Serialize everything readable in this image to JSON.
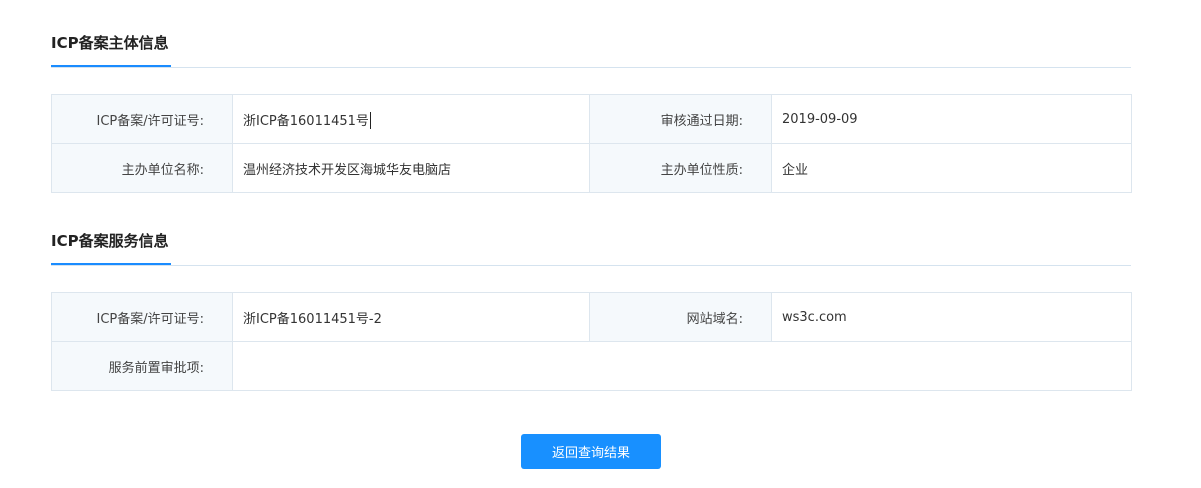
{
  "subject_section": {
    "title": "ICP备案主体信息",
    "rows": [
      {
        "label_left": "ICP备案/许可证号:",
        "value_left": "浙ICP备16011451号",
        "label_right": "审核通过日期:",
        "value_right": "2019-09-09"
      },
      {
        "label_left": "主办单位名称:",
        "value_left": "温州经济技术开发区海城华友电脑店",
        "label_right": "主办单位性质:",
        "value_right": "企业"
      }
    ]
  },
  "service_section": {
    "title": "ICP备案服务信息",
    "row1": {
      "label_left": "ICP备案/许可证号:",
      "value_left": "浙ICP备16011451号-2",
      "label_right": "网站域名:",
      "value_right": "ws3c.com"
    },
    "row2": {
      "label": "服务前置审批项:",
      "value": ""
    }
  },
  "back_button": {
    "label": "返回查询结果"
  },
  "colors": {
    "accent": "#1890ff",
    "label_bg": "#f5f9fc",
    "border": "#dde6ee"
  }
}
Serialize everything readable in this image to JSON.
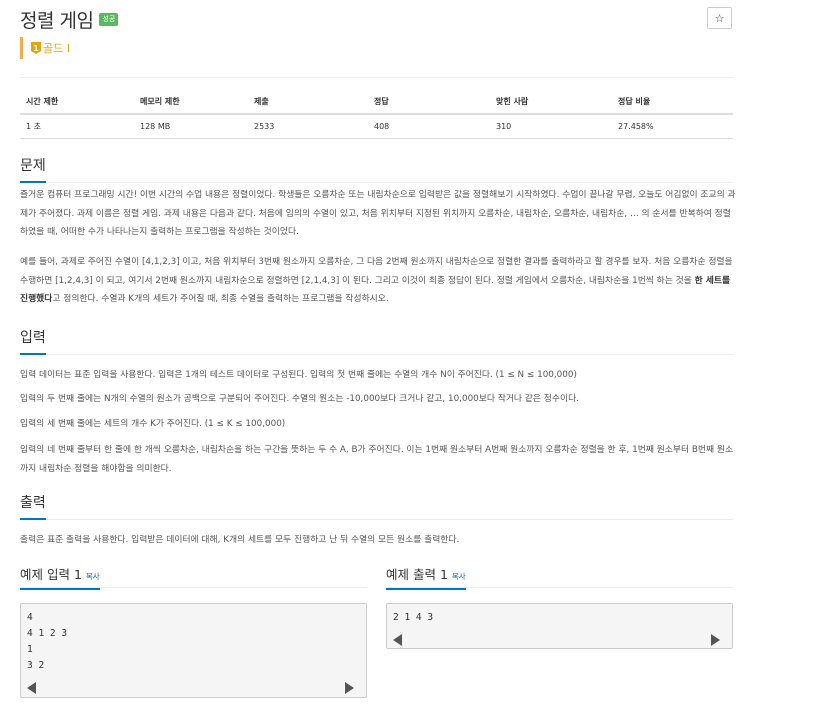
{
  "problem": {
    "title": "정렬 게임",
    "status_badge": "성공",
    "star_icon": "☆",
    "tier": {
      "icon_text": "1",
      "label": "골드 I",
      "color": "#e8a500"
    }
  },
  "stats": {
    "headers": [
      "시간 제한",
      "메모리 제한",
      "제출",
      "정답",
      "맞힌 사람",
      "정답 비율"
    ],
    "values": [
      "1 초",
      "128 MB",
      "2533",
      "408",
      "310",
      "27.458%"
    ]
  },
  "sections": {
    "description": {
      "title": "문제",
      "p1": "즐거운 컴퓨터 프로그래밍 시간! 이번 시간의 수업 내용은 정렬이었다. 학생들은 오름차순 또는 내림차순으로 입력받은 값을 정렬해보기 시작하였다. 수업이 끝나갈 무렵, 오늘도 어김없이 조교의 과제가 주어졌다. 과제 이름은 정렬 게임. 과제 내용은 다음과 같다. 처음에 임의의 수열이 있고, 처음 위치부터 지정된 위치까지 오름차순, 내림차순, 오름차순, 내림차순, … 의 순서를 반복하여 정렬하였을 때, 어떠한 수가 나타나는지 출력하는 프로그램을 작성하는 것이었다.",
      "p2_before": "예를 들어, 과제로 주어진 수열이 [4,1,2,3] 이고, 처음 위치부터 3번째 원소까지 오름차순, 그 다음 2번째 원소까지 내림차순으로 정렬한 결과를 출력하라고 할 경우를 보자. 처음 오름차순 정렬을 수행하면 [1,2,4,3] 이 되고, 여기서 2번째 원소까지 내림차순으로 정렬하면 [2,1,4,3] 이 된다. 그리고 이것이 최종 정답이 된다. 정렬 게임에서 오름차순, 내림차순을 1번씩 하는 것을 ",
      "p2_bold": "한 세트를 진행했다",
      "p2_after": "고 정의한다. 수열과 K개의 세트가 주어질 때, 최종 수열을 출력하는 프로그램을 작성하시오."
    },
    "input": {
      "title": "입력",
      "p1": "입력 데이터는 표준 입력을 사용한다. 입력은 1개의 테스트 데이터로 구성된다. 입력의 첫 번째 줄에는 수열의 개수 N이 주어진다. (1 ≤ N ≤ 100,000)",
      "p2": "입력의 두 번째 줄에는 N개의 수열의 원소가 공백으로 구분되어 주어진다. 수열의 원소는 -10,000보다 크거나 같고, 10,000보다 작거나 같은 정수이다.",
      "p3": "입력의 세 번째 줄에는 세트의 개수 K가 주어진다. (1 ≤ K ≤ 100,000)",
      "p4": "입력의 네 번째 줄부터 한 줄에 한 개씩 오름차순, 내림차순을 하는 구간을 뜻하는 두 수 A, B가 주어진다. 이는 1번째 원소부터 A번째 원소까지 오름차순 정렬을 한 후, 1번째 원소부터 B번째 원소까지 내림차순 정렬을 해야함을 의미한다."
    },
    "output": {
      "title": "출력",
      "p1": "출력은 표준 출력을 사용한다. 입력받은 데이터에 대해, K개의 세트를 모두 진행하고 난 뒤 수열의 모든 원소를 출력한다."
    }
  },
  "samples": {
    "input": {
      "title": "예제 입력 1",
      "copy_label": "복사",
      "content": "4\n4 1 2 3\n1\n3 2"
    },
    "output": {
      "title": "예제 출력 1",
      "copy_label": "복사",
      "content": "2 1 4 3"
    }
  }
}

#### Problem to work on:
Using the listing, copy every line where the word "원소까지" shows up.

#### Completed task:
      "p2_before": "예를 들어, 과제로 주어진 수열이 [4,1,2,3] 이고, 처음 위치부터 3번째 원소까지 오름차순, 그 다음 2번째 원소까지 내림차순으로 정렬한 결과를 출력하라고 할 경우를 보자. 처음 오름차순 정렬을 수행하면 [1,2,4,3] 이 되고, 여기서 2번째 원소까지 내림차순으로 정렬하면 [2,1,4,3] 이 된다. 그리고 이것이 최종 정답이 된다. 정렬 게임에서 오름차순, 내림차순을 1번씩 하는 것을 ",
      "p4": "입력의 네 번째 줄부터 한 줄에 한 개씩 오름차순, 내림차순을 하는 구간을 뜻하는 두 수 A, B가 주어진다. 이는 1번째 원소부터 A번째 원소까지 오름차순 정렬을 한 후, 1번째 원소부터 B번째 원소까지 내림차순 정렬을 해야함을 의미한다."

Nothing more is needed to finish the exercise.